Artificial Intelligence: How technology is transforming agribusiness
By Alexandre Alencar, Director of Research and Development at Hexagon's Agriculture Division23 March 2021
Health, retail, education, finance and so on: Artificial Intelligence (AI) is increasingly occupying spaces in our society, causing major changes in the markets where it passes. It is no wonder that today Brazil already has more than 700 start-ups with applications in this area, according to a study by the District innovation platform. Now it's the turn of agribusiness. Technology began directly impacting the field a few years ago but has already caused unimaginable advances in efficiency.
In summary, we can say that AI is a field of computer sciences that seeks to create technological solutions with the ability to perform activities in a "smart" manner. This means devising systems and machines that can assimilate with the human mind, reasoning, learning and making decisions.
Despite the recent highlight, technology has been developing since 1955, when the concept of AI was first used by mathematics professor John McCarthy at an American university. In the last 65 years, the theme has been researched by thousands of people, finally reaching applications that impact our daily lives, such as e-commerce, internet searches and video streams.
But how does this technology relate to agriculture? How has it been revolutionising the field?
Diagnostics and predictability
One of the main applications of Artificial Intelligence in agribusiness happens in relation to diagnostics and predictability. With the advancement of mechanisation, many mills and farms already have an early degree of automation of agricultural machinery. In this scenario, it was possible to install a series of sensors that began to record the activities of this equipment second by second, collecting hundreds of information on the operations performed - from the simplest, such as machine speed and fuel level, to the most complex, such as hydraulic pressure and deployment of implements.
The AI technology works by processing this data received in the cloud, designing scenarios, anticipating undesirable situations and making recommendations in real time. Some examples of common actions are the warning of the ideal time to perform maintenance on the equipment and the choice of more efficient routes and movements to perform the operations. The goal is always to avoid waste, promote savings and optimise productivity.
Image analysis for problem detection
Identifying a disease or pest in a plant is relatively easy for an experienced agronomist. However, when it comes to very extensive areas, such as sugarcane plantations or planted forests, there are not enough experts to identify these problems manually in an agile manner.
With the aid of drones, Artificial Intelligence has been changing this scenario. The equipment, with the ability to capture images of very high precision, flies over large crops daily. In turn, AI technology allows the images collected to be crossed with images of healthy or sick plants, analysing the conditions of each plant. Thus, reports are issued that identify possible threats, weeds, fungal diseases and even nutritional deficiencies, showing exactly where the problems are on the plantation.
Evaluation of climate phenomena
The traditional weather forecast that helps us to plan everyday life is insufficient for the reality of agriculture.
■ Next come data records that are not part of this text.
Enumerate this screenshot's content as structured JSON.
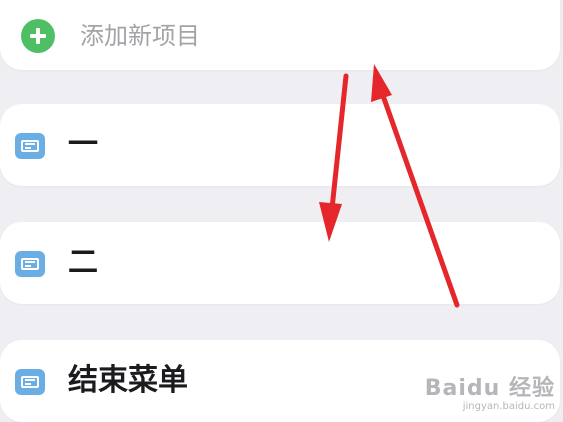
{
  "add_item": {
    "placeholder": "添加新项目",
    "icon": "plus-icon",
    "accent_color": "#4fbf66"
  },
  "items": [
    {
      "label": "一",
      "icon": "list-card-icon"
    },
    {
      "label": "二",
      "icon": "list-card-icon"
    },
    {
      "label": "结束菜单",
      "icon": "list-card-icon"
    }
  ],
  "item_icon_color": "#6aaee3",
  "annotation_color": "#e5262b",
  "watermark": {
    "brand": "Baidu 经验",
    "url": "jingyan.baidu.com"
  }
}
For the success of production, agricultural managers need to be aware of details related to temperature, solar incidence, rain, wind and other climatic phenomena.
In recent years, the accuracy of these measurements has grown greatly thanks to AI, which can analyse local property data in real time, producing safer and more reliable information. Thus, decision-making regarding the cultivation period, irrigation and the use of fertilisers and herbicides, for example, is much simpler and more accurate.
Just as nowadays we already have cars capable of driving without a driver, soon this reality will also reach the field. Currently, there are vehicles with autopilot and prototypes of machines with "auto steering" that need AI in order not to make mistakes or generate accidents. However, with the advancement of technology, in addition to the popularisation of this type of machine, we will soon have tractors and harvesters capable of acting with even more innovative resources.
These machines may, for example, dose the optimal amount of pesticide to be applied in an area, identify plants ready for harvest or that need disposal, and even change route when there is some external interference as an obstacle that has not been mapped. All on its own, without any human intervention.
The future of AI in agribusinessUndoubtedly, the impact of Artificial Intelligence in the field is already great, but the expectations are that the process will accelerate and bring more and more results, transforming all stages of agricultural operations with its innovations. Of course, there are still challenges to be overcome. The main one is the connection in the field which, in Brazil, still has a very low percentage when compared to the situation in the United States and Europe, for example. Furthermore, we must not forget the amount of uncertainty surrounding the rural environment, with natural unforeseen events that are still beyond our control. However, the more practical experience AI machines and systems gain, the greater their database and learning capacity, which will allow a better understanding of the field and its needs. National players who want to stay ahead of the agricultural and forestry market will need to be aware of these innovations, investing in technology suppliers and training their teams. After all, the future will be marked by an increasingly digital field, with AI as one of the major protagonists of innovation. Did you like this article? Share it on your social channels!